Ramifications of Water on the Moon
With the presence of water on the Moon, the scientific possibilities are nearly endless. In the event of future manned missions, this can have profound ramifications for the explorers. Depending on the quantities of water, it would be possible for an expedition to refrain from having to bring water with them, saving both time and money. In addition, water could be used for a potential permanent settlement for plant growth and even power plants. One of the prime components, oxygen, could even be harnessed for breathable air and rocket fuel.
“NASA Blasts Moon in Search for Water” Discovery News: https://news.discovery.com/space/nasa-moon-water.html
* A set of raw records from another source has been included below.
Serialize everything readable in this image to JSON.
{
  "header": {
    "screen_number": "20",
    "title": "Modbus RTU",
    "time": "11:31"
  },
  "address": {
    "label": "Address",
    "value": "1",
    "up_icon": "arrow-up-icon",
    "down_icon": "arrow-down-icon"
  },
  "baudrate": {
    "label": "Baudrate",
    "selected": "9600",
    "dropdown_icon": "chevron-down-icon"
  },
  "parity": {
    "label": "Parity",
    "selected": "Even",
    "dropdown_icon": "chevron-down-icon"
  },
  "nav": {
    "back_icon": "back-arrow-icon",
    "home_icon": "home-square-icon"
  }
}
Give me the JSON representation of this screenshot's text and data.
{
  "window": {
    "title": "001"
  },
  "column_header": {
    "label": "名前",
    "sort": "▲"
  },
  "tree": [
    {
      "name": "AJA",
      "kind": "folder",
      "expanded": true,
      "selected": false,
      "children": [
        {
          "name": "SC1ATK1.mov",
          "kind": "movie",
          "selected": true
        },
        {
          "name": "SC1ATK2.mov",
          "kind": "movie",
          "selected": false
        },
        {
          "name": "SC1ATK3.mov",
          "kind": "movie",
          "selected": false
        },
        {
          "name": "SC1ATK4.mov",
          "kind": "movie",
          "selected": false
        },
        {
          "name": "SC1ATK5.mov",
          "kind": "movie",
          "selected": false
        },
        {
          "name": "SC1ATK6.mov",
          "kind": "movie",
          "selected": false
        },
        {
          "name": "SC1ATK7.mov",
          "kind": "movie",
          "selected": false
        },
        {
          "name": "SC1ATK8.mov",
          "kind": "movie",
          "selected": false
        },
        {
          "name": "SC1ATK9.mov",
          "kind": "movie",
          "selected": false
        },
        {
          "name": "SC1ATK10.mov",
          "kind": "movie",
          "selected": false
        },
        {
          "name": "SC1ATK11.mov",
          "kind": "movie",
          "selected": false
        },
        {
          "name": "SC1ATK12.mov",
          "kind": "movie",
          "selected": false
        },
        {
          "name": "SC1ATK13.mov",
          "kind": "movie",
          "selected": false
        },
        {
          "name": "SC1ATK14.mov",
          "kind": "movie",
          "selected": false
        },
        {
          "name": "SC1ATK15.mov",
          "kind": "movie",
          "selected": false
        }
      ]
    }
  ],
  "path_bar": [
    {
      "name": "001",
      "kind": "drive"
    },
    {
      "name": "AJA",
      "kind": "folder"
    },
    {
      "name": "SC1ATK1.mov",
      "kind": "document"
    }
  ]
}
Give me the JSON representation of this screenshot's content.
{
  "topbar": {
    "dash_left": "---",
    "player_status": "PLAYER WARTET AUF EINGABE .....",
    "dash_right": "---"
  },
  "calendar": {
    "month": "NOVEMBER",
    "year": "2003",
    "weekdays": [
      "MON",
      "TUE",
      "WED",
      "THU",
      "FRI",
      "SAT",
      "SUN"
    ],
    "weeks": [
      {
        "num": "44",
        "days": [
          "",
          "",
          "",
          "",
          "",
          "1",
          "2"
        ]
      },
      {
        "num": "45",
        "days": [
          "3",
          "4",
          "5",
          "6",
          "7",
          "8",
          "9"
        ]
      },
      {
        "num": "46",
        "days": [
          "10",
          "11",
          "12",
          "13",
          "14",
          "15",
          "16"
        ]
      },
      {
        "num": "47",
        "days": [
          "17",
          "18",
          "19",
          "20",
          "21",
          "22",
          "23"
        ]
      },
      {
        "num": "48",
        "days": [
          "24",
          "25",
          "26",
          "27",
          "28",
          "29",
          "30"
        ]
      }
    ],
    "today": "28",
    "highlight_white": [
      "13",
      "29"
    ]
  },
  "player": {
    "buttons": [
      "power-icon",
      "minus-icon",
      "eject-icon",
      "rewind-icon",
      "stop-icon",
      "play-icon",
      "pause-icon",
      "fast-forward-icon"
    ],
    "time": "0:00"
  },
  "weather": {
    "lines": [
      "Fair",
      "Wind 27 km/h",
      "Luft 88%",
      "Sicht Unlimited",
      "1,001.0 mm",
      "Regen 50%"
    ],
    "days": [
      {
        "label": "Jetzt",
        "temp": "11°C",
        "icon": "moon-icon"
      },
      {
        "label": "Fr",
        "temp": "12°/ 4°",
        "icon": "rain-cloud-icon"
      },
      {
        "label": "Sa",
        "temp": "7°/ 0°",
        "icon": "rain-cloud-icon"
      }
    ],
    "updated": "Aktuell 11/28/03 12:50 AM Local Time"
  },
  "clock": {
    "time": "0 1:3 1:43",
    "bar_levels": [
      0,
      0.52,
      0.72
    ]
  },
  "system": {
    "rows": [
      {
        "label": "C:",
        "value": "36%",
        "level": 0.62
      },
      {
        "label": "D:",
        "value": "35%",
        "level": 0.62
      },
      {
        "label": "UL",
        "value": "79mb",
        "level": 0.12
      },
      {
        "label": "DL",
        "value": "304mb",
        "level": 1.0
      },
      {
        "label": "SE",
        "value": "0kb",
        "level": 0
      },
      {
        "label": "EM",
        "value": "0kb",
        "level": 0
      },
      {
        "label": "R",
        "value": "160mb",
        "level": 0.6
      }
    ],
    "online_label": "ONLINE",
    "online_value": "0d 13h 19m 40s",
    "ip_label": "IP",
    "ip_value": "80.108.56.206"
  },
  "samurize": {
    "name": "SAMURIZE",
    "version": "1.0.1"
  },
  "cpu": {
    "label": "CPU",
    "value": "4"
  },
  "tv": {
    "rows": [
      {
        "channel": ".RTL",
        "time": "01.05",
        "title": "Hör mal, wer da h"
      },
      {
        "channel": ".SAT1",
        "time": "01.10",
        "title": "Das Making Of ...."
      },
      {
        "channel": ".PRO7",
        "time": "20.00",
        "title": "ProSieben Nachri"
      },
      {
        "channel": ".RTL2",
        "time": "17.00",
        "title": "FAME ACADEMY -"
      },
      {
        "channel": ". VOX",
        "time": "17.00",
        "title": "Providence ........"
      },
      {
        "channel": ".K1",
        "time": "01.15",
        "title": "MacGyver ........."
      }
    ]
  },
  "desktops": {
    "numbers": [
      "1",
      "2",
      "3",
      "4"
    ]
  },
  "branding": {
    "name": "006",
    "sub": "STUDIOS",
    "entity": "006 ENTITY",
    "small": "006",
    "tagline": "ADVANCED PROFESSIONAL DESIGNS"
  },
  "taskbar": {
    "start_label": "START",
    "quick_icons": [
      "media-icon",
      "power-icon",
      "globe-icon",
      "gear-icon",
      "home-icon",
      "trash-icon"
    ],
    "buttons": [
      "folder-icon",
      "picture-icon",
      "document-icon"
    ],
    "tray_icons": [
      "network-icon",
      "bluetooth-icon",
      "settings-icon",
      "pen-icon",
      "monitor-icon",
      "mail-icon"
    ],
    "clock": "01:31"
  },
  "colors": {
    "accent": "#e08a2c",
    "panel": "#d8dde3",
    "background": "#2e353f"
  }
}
“Crash Course: Looking for Water on the Moon” ABC News: https://abcnews.go.com/Technology/Apollo11MoonLanding/story?id=8122893&page=1
“India Space Probe Seeks Fusion Power Source on Moon” UPI: https://www.upi.com/news/issueoftheday/2008/10/22/India-space-probe-seeks-fusion-power-source-on-moon/UPI-29091224688030/
South Pole Region of Moon. (Supplied by NASA; Public Domain; https://upload.wikimedia.org/wikipedia/commons/0/0e/Moon_PIA00001_modest.jpg)
Apollo 14 Shepard. (Supplied by NASA; Public Domain; https://upload.wikimedia.org/wikipedia/commons/0/09/Apollo_14_Shepard.jpg)
Clementine depolyed. (Supplied by NASA; Public Domain; https://upload.wikimedia.org/wikipedia/commons/3/35/Clementine_Deployed.gif)
Lunar Prospector Orbiter. (Supplied by NASA; Public Domain; https://upload.wikimedia.org/wikipedia/commons/4/4c/Lunar_Prospector_orbiter.jpg)
Cheng’e 1. (Supplied by NASA; Public Domain; https://upload.wikimedia.org/wikipedia/commons/a/ad/Chang_e_1.jpg)
Chandrayaan-1. (Supplied by NASA; Pulbic Domain; https://upload.wikimedia.org/wikipedia/commons/0/08/Chandrayaan-1.jpg)
LRO 2006. (Supplied by NASA; Public Domain; https://upload.wikimedia.org/wikipedia/commons/0/06/LRO_2006.jpg)
Atlas V. (Supplied by NASA; Public Domain; https://upload.wikimedia.org/wikipedia/commons/1/13/NASA%E2%80%99s_Lunar_Reconnaissance_Orbiter_and_Lunar_Crater_Observation_and_Sensing_Satellite_leave_the_launch_pad.jpg)
This post is part of the series: Great Moments in the Exploration of the Moon
Since the dawn of human civilization, mankind has looked to the Moon in awe and intrigue. During the late 20th century, humans finally had a means by which to explore the surface of the planet both with men and machines.